Researchers in Italy have applied a computational technique that accounts for how genes interact, to find new networks of related genes that may be involved in autism spectrum disorder.
More Genes News and Genes Current Events

Top Science Podcasts

We have hand picked the top science podcasts of 2019.
Now Playing: TED Radio Hour

In & Out Of Love
We think of love as a mysterious, unknowable force. Something that happens to us. But what if we could control it? This hour, TED speakers on whether we can decide to fall in — and out of — love. Guests include writer Mandy Len Catron, biological anthropologist Helen Fisher, musician Dessa, One Love CEO Katie Hood, and psychologist Guy Winch.
Now Playing: Science for the People

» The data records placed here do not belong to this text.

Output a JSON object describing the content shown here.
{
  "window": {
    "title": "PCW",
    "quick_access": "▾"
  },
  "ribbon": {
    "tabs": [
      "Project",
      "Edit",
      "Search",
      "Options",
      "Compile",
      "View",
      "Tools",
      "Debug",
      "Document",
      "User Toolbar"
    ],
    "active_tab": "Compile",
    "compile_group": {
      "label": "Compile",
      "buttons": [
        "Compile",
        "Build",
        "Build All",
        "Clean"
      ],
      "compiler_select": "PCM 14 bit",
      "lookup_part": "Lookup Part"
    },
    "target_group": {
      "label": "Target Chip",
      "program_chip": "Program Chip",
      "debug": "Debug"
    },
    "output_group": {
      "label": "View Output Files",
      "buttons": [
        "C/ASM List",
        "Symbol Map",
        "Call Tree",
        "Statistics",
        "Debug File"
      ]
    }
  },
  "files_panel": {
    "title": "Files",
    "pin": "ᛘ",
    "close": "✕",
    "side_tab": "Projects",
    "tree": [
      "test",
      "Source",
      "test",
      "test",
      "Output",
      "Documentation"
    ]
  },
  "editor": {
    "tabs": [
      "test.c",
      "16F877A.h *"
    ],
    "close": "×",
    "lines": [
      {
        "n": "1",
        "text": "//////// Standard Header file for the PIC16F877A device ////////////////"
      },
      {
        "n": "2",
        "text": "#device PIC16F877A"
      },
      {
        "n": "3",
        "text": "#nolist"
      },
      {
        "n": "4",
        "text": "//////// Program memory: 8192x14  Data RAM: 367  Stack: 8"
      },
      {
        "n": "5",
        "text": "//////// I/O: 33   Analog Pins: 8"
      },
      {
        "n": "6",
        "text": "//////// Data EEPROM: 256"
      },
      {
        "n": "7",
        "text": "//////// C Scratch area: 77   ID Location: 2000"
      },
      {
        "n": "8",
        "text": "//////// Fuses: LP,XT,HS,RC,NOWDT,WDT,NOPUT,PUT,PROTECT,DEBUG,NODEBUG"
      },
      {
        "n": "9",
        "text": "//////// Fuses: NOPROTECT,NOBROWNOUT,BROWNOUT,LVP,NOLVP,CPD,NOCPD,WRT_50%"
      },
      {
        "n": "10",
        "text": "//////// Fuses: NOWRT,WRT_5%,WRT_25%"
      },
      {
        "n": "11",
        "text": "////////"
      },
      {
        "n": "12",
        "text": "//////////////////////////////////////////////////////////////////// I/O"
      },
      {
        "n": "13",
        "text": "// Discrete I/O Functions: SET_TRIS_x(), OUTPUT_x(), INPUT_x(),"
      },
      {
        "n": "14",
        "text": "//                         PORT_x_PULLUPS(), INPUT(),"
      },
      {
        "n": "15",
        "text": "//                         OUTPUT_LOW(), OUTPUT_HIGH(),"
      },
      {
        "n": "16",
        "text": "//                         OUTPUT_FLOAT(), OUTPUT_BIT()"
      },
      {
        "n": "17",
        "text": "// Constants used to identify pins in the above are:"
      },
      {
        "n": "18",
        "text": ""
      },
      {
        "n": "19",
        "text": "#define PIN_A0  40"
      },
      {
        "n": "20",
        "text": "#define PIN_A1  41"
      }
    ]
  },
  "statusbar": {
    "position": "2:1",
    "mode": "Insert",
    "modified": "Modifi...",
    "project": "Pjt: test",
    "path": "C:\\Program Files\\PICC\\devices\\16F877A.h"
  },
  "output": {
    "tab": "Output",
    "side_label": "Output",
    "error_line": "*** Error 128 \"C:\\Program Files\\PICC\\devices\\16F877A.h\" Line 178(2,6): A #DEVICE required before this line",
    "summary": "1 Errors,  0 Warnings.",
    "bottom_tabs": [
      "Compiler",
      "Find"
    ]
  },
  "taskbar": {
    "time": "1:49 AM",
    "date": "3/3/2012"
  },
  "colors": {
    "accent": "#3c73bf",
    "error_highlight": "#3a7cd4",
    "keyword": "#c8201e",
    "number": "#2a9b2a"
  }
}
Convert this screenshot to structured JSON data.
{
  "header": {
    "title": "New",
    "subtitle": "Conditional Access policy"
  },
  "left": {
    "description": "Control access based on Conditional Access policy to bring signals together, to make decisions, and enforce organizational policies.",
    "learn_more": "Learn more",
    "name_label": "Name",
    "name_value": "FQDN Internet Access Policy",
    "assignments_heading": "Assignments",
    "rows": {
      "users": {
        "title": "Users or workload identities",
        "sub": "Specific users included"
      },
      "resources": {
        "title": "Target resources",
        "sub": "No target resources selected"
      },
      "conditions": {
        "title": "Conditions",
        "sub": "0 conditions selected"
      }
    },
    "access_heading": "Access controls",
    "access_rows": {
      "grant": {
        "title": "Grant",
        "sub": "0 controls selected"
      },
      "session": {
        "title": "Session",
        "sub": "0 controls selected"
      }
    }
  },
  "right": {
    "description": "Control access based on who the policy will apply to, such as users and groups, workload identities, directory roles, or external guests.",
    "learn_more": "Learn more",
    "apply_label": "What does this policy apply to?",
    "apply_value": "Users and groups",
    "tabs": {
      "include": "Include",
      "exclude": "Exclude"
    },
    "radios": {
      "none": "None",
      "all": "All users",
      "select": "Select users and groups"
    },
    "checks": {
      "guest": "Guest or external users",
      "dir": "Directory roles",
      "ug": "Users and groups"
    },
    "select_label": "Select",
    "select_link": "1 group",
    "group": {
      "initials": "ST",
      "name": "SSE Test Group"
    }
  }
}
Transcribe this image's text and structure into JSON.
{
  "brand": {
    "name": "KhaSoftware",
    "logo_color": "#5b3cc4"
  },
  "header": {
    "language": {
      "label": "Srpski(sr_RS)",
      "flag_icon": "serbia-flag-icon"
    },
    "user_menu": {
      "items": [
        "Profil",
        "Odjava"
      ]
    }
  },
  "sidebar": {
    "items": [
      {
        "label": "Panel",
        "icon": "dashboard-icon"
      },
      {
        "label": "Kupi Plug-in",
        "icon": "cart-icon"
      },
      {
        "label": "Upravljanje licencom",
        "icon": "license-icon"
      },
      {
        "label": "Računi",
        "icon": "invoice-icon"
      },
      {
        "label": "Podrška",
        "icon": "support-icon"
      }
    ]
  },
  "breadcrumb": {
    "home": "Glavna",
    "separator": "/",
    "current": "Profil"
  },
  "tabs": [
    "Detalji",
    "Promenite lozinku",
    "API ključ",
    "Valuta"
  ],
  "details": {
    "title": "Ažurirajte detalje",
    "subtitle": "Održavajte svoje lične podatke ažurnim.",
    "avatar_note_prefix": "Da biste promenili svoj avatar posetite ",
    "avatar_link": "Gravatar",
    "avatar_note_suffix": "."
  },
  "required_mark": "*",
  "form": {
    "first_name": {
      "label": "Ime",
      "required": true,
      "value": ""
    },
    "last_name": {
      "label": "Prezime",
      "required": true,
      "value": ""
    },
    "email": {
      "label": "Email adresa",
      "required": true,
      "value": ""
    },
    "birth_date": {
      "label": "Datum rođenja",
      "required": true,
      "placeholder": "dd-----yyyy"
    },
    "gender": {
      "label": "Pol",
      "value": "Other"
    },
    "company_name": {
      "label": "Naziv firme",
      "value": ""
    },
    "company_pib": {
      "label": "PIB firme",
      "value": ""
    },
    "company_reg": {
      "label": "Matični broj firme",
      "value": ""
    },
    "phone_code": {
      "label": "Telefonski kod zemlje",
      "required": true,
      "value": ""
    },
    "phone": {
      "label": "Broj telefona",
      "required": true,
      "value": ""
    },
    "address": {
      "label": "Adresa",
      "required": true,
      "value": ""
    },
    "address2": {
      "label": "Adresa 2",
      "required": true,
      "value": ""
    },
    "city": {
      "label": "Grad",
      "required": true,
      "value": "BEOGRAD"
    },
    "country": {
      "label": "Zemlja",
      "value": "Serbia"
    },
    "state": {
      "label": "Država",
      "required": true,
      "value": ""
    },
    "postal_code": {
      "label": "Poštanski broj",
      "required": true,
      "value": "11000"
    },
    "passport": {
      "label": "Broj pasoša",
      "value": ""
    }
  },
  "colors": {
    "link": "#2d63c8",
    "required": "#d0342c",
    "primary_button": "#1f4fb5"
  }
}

#541 Wayfinding
These days when we want to know where we are or how to get where we want to go, most of us will pull out a smart phone with a built-in GPS and map app. Some of us old timers might still use an old school paper map from time to time. But we didn't always used to lean so heavily on maps and technology, and in some remote places of the world some people still navigate and wayfind their way without the aid of these tools... and in some cases do better without them. This week, host Rachelle Saunders...
Now Playing: Radiolab

Dolly Parton's America: Neon Moss
Today on Radiolab, we're bringing you the fourth episode of Jad's special series, Dolly Parton's America. In this episode, Jad goes back up the mountain to visit Dolly's actual Tennessee mountain home, where she tells stories about her first trips out of the holler. Back on the mountaintop, standing under the rain by the Little Pigeon River, the trip triggers memories of Jad's first visit to his father's childhood home, and opens the gateway to dizzying stories of music and migration. Support Radiolab today at Radiolab.org/donate.